[[ Extracted entries, beginning ]]

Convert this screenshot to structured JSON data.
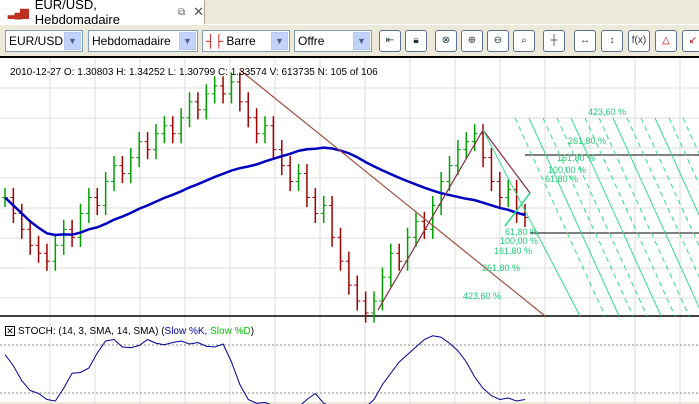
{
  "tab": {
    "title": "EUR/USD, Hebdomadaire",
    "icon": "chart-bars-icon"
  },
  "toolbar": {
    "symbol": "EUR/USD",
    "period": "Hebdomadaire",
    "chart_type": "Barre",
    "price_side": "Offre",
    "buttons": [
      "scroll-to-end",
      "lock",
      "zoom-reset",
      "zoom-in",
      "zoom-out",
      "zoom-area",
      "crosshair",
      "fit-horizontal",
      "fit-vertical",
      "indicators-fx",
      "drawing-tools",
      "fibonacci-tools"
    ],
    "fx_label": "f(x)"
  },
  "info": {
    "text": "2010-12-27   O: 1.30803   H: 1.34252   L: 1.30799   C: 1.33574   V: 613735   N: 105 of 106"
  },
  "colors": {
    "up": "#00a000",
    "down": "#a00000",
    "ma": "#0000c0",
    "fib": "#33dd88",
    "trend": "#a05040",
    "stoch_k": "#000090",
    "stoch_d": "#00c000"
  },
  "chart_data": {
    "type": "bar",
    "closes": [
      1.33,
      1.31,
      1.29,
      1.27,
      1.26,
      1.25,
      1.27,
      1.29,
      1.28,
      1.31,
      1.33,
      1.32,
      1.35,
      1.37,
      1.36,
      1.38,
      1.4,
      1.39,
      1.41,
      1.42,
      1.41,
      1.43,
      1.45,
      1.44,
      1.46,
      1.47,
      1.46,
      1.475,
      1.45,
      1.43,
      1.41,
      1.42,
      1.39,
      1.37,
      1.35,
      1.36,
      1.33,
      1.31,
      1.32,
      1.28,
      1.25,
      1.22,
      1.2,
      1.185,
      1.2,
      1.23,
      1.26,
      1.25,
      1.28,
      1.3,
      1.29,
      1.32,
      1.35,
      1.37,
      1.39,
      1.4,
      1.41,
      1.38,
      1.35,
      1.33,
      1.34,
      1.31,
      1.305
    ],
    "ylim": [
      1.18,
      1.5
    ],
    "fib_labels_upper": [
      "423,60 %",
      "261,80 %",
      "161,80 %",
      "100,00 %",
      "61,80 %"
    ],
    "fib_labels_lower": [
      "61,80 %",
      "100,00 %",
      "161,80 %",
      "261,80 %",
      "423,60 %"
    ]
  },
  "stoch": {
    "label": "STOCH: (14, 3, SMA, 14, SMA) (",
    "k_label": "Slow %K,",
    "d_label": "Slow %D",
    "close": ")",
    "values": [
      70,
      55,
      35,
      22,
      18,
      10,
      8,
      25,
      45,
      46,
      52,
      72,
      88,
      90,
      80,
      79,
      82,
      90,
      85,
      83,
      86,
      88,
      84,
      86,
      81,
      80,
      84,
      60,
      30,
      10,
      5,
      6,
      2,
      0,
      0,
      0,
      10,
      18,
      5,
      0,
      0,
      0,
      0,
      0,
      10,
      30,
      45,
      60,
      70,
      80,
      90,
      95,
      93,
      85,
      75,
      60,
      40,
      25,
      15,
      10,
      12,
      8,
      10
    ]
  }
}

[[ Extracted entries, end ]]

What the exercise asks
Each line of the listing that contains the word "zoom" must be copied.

Your solution
      "zoom-reset",
      "zoom-in",
      "zoom-out",
      "zoom-area",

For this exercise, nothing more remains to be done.